Taktshang or 'Tiger's Nest' as it is often referred to for Taktshang Pelphung monastery, is one of the most venerated and famous of Bhutan's monasteries. It is located on the face of a 900m sheer cliff. It is an impressive and unmissable site, but accessible only by walk or to ride mules/pony. From the trail head at Rumtokto (2600m), the walk till the Cafeteria is a steep one hour uphill (about 350m ascent). From the Cafeteria (2940m), one can get a good close-up view of Taktshang. Savor views of the monastery over a well deserved cup of tea and biscuits at the cafeteria and continue uphill for another 45 minutes to a high observation point (3140m) where there is a Chorten. From this vantage point, the lookout to the monastery is a very spectacular and seems almost close enough to touch. It is now on the other side of a deep chasm, only around 150m away as bird flies, but takes half hour or even more to reach. Continue down the flight of cliff-hanging steps on the narrow trail to a beautiful waterfall that plunges down the deep chasm and alongside is a retreat hermitage, jammed dramatically into a rock crevice. Then climb up the flight of steep steps to the monastery. At any point on this walk, you can always return if you find it too difficult. Once inside the monastery, there are several shrines or temples with few monks in residence. After visiting Taktshang monastery's many shrines, most tours schedule lunch at the Cafeteria upon return. After lunch, retrace back to the road-head where you started in the morning. The return from Cafeteria is all downhill and takes just over half hour. Further, if you have more time, energy and ready for more challenging day, you can start early and trek beyond Takstang to see several monasteries, temples, retreat houses in the surrounding area. The most notable among them are Zangdopelri and Ugyen Tsemo. Pony/horse can be hired for ride up till the Cafeteria. However you cannot ride beyond the cafeteria or come down hill on the horse. According to the legend, Guru Padmasambhava or Guru Rinpoche, who spread the Buddhism across the entire Himalayas is said to have flown here in the 8th century on the back of a Tigress, in order to subdue negative spiritual forces that were hostile to spread of Buddhism. In 853, one of his students, Pelgyi Senge mediated here in the main cave. The stupa inside one of the temples contains his mortal remains and therefore the cave is known as 'Pelphung or Pelgi's cave'. Subsequently many great spiritual masters such as Milarepa, Thangthong Gyalpo, Phajo Dugom Zhigpo, Shadrung and many others, passed periods here in profound meditation. In 1692, Tenzin Rabgye built a two storey temple around what little may have existed previously. This was expanded and refurbished many times over the period of time. Taktshang and several temples in the area were burnt down in 1951 by fire accident but much of them remained intact and most of the relics were saved. Soon after, the, Taktshang was rebuilt by population of Tsento village. Again in April of 1998, a major fire destroyed the main structure of the building and its contents (some believe it to be arson). Reconstruction began in 2000 and was completed and consecrated after extensive efforts and financial support of Governments as well as donors.

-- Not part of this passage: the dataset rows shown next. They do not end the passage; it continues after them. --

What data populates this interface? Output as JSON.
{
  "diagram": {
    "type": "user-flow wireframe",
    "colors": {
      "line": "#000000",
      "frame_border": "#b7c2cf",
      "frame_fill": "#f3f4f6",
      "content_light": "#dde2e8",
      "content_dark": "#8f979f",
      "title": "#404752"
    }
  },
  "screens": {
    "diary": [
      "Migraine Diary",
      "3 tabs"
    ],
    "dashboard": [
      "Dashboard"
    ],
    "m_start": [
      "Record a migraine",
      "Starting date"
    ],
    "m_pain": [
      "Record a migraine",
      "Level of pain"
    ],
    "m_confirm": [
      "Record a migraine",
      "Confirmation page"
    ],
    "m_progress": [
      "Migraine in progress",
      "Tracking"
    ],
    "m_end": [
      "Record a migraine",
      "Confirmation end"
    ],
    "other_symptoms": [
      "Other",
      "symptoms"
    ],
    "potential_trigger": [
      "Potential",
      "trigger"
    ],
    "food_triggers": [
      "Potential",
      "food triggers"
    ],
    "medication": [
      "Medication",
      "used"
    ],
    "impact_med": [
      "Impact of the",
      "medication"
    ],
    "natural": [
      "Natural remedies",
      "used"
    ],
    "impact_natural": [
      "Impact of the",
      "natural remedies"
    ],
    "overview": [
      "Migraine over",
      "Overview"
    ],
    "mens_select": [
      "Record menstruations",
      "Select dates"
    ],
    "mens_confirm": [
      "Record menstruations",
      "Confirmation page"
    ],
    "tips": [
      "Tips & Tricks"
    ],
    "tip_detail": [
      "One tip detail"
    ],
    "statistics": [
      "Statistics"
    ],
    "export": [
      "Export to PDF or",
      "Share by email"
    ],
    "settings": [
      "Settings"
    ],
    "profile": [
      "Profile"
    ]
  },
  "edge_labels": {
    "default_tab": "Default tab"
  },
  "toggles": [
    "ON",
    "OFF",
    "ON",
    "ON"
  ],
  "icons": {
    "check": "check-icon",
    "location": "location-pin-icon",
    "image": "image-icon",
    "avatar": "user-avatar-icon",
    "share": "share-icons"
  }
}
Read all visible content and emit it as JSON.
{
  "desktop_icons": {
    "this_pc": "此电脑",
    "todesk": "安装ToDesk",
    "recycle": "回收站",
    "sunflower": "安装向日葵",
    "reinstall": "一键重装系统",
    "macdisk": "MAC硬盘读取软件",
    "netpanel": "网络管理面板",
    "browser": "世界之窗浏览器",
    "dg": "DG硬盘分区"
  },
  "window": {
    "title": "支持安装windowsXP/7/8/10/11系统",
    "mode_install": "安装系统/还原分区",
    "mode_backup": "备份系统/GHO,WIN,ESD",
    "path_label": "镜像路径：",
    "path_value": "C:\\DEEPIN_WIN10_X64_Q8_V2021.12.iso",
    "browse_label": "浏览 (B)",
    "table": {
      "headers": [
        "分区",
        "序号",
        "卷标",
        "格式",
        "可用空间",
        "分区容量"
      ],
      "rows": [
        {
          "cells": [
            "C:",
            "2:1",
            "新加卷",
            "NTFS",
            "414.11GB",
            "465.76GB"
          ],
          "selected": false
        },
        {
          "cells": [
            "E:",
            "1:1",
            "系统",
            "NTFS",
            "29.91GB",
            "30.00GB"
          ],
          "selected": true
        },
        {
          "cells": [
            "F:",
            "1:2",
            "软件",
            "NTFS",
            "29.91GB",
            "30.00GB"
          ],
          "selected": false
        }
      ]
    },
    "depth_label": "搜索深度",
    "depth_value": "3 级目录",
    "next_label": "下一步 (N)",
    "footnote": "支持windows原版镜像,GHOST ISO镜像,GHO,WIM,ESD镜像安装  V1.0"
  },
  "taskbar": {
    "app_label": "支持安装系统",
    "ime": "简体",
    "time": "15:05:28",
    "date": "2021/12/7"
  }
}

Kichu Lhakhang: Kyichu is one of the oldest temples in Bhutan built in the 7th century by Tibetan King Songtsen Gampo. The story goes that a giant demoness lay across Tibet and the Himalayas, which was preventing the spread of Buddhism. To overcome her, King Songtsen Gampo decided to build 108 temples in a single day to pin the ogress to the earth forever in 659AD. Of these 108 temples, 12 were built in accordance with precise plans at key points. The temple of Jokhang in Lhasa was built over the very heart of the demoness and Kichu is said to have been built on the left foot.
After breakfast get transfer to Paro Airport to connect departure flight.